However, the Scruggses won that round but Renfroe obviously felt and Yogi said, you wouldn’t have won if we’d beaten you.
Judge Alexander handed Renfroe the defeat – and one might say they took the hint.
For a subpoena ad testificandum, those factors are: (1) the relevancy of the proposed testimony; (2) the need for the testimony; (3) the breadth of the subpoena; (4) availability of the testimony by other means; (5) burden on the subpoenaed party in obeying the subpoena. Collapsed down to its essence, the inquiry is one of balancing burden against benefit. (emphasis added)]
Now, do you see it? Smoke and mirrors – by reducing the document request, they created the impression of a more narrow inquiry than either intended to conduct. Had they not, it is highly likely the Scruggs would have prevailed on the basis the intended discovery was overly broad as restated in Judge Walker’s order.
Plaintiffs’ assert the Defendants’ document requests are broad and “would undoubtedly cover many documents protected by attorney/client privilege and work product protections.”
However, Judge Walker couldn’t see through the smoke to see the mirror.
…counsel for the Defendants reviewed the outstanding motions and have advised the Court as to those remaining discovery matters they consider essential to protect their clients’ interests. State Farm requests that the Court rule upon nine of its original 25 document requests from the Scruggses.
Consequently, Judge Senter’s related opinion and order suggests the smoke blew his way as well.
The letter in question did no more than narrow and make more specific the documents b eing requested, abandoning sixteen of twenty-five original document requests.
State Farm and Renfroe- exhibiting a classic Freudian defense mechanism in documents filed to compel the Scruggses to answer all questions – now claim adandoning the documents did not limit their inquiring into those matters as evident in the recent Reply filed by State Farm.
A recurring theme running throughout the Scruggses’ papers is the erroneous assertion that the scope of their depositions was somehow limited by State Farm’s document requests. See, e.g., Doc. 1262 at 3-6, 27. They could not be more wrong. It is a fundamental fact of civil practice that depositions are often taken on all manner of subjects without a single document request listed in the deposition notice. (emphasis added)
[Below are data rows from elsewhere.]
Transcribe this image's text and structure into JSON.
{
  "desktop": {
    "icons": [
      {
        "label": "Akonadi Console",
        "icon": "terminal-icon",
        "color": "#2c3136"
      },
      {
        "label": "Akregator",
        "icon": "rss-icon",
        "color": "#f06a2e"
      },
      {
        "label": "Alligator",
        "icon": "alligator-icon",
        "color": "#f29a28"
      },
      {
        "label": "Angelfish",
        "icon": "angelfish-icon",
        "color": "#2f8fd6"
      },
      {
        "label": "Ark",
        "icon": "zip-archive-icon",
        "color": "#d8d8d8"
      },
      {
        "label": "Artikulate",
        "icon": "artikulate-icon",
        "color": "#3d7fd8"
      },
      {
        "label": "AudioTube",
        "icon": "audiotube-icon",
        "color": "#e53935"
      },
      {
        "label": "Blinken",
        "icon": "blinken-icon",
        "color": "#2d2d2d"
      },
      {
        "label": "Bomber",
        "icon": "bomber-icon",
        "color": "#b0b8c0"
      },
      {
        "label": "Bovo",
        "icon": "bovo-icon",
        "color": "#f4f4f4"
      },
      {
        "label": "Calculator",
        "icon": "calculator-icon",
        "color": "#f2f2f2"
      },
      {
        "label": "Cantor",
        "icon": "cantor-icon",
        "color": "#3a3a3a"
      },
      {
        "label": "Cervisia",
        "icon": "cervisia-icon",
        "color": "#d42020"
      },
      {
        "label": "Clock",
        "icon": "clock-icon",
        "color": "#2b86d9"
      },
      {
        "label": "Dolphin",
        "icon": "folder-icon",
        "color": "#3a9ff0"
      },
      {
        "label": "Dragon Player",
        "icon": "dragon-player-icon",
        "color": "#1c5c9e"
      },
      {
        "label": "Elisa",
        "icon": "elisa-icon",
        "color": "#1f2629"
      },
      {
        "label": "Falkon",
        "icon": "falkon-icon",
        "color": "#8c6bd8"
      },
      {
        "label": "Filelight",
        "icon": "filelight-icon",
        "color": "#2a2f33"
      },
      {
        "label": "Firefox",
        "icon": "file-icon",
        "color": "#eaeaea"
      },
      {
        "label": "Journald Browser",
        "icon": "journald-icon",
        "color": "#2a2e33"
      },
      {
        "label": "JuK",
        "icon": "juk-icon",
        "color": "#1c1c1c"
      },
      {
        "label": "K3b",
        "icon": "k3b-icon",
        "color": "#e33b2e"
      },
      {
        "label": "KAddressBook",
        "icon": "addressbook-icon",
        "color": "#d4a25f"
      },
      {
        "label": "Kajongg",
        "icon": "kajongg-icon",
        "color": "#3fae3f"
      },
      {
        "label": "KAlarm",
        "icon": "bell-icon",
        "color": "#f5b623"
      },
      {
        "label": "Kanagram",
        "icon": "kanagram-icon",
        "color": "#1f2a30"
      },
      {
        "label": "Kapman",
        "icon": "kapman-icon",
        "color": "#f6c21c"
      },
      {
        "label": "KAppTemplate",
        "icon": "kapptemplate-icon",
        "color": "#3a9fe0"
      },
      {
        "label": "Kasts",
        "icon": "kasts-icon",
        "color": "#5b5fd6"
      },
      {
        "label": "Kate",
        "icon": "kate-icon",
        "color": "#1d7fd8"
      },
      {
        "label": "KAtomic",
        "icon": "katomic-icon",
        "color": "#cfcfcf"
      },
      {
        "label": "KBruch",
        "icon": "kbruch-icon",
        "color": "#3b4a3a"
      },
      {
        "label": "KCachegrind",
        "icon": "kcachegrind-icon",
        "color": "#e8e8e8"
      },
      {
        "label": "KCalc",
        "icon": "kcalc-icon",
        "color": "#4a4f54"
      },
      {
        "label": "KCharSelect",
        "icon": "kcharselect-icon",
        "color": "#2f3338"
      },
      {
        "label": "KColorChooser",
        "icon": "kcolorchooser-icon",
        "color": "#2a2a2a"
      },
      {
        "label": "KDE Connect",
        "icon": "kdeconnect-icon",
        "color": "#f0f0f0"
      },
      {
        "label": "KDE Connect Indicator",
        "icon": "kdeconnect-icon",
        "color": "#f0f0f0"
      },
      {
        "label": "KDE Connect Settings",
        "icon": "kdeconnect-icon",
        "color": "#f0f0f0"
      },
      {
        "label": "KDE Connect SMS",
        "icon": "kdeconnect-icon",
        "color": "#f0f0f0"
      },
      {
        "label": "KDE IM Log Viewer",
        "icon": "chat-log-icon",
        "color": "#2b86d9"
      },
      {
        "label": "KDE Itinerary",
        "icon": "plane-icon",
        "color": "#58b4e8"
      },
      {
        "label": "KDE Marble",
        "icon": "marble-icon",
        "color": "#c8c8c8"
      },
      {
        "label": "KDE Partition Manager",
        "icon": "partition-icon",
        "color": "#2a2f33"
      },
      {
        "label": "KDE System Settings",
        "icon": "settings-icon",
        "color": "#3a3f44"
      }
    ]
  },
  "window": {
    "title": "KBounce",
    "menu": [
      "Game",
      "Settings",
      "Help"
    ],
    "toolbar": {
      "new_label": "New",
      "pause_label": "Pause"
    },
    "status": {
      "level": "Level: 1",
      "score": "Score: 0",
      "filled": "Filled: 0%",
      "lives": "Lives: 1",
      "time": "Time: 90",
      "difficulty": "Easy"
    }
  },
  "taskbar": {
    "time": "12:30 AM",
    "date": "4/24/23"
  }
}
Sop keeps telling me that one of these days, Judge Senter is going to catch on and go ballistic – if it this smoke and mirrors looks like deja vu all over again from the bench, this might do it.